An in vitro biomechanical study investigating the effect of transverse connectors on posterior cervical stabilization system in a laminectomy model.Objective.
To evaluate the optimal design, number, and location of the transverse connectors in stabilizing long segment posterior instrumentation in the cervical spine.Summary of Background Data.
In the cervical spine, lateral mass screw (LMS) fixation is used for providing stability after decompression. Transverse connectors have been used to augment segmental posterior instrumentation.
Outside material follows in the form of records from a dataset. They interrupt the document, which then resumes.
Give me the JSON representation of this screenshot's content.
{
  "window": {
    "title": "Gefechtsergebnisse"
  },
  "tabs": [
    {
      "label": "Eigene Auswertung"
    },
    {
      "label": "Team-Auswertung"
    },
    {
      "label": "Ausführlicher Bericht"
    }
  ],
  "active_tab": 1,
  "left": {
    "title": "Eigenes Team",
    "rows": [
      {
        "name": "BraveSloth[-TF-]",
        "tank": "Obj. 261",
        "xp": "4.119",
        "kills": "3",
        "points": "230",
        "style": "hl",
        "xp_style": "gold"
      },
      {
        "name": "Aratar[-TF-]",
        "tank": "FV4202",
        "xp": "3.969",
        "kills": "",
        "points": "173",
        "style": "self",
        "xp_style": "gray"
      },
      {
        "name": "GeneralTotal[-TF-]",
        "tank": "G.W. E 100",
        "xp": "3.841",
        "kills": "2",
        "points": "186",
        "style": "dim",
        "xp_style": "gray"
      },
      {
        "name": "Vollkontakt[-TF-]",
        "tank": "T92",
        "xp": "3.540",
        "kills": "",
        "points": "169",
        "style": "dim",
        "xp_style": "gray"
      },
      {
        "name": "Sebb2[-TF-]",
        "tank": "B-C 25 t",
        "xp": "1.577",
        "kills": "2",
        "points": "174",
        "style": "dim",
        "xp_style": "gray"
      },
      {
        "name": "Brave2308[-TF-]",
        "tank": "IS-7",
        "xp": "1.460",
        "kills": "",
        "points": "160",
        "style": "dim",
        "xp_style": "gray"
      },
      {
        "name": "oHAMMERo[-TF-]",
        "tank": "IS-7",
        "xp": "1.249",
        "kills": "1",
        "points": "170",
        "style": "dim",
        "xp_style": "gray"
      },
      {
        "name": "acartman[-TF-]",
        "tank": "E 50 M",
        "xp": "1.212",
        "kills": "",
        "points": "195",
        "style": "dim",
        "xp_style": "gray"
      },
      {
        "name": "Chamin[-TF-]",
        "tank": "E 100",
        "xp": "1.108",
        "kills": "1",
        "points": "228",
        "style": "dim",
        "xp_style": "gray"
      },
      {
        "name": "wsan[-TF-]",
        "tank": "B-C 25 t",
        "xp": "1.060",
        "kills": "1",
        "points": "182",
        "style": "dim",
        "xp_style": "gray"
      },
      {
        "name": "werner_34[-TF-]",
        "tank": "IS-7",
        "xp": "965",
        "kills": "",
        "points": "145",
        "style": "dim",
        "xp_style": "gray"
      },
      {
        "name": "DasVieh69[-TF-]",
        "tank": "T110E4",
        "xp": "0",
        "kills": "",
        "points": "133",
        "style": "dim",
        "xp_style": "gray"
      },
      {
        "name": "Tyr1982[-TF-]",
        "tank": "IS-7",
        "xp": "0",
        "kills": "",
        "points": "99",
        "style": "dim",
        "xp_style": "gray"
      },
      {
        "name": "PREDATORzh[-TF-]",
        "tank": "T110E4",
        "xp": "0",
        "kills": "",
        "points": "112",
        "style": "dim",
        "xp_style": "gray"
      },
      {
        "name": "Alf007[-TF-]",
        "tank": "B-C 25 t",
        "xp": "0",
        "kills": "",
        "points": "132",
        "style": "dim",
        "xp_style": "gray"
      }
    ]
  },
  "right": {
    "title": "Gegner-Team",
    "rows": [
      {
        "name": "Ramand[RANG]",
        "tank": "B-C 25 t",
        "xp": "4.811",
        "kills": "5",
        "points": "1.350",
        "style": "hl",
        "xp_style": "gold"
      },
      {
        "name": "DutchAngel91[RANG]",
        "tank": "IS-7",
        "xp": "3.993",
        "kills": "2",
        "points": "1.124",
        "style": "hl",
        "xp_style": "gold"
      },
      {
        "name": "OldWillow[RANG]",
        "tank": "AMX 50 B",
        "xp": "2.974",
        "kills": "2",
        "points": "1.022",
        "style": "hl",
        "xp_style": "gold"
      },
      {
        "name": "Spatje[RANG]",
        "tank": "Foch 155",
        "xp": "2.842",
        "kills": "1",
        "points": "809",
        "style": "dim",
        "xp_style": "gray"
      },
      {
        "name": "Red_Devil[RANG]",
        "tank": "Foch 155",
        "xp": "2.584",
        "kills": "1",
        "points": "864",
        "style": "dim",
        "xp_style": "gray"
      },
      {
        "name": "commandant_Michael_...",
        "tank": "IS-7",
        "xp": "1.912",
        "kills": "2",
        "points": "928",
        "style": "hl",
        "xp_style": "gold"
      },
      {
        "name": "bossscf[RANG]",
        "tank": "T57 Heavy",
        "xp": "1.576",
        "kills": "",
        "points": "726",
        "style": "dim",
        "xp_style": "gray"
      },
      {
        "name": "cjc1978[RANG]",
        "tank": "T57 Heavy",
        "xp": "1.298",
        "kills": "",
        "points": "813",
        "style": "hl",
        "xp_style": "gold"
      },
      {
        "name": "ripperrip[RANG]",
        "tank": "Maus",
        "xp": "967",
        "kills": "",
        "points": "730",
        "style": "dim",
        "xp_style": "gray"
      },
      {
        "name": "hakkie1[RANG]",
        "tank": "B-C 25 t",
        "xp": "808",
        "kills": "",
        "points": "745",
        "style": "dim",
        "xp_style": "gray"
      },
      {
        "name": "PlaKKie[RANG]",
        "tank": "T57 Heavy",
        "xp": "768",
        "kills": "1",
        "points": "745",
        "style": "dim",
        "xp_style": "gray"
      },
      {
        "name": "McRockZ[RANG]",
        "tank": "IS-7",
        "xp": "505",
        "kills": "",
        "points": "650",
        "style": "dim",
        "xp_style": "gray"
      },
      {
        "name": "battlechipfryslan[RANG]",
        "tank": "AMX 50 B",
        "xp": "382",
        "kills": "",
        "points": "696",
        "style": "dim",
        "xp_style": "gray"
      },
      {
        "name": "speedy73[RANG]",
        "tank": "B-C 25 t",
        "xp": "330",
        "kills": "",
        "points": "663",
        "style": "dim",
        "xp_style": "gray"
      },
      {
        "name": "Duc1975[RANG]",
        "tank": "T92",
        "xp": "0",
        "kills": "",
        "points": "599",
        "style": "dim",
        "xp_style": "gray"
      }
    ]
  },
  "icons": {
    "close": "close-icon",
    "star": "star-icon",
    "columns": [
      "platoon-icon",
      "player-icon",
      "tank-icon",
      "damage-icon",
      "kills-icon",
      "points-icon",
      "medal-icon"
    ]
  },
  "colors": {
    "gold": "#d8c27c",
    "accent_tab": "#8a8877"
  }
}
However, in the cervical region the optimal design, number, and the location of transverse connectors is not known.Methods.
Seven fresh human cervicothoracic cadaveric spines (C2–T1) were tested by applying ±1.5 Nm moments in flexion (F), extension (E), lateral bending (LB), and axial rotation (AR). After testing the intact condition, LMS/rods were placed and then were tested with two different transverse connectors (top-loading connector [TL] and the head-to-head [HH] connector) in multiple levels, pre- and postlaminectomy (PL).Results.
LMS significantly reduced segmental motion by 77.2% in F, 75.6% in E, 86.6% in LB, and 86.1% in AR prelaminectomy and by 75.4% in F, 76% in E, 80.6% in LB, and 76.4% in AR postlaminectomy compared to intact (P < 0.05). Only in AR, PL constructs with HH connectors at C3 & C7, TL connectors at C4–C5 & C5–C6, and at C3–C4 & C6–C7 significantly reduced the range of motion by 12.9%, 11.9%, and 11.9%, respectively, compared to PL LMS (P < 0.05). No statistical significance was observed between TL connector and HH connector in all loading directions.Conclusion.
The biomechanical advantage of transverse connectors is significant in AR, when using two connectors at the proximal and distal ends, compared to one connector. In a clinical setting, this data may guide surgeons on transverse connector configurations to consider during posterior cervical instrumentation.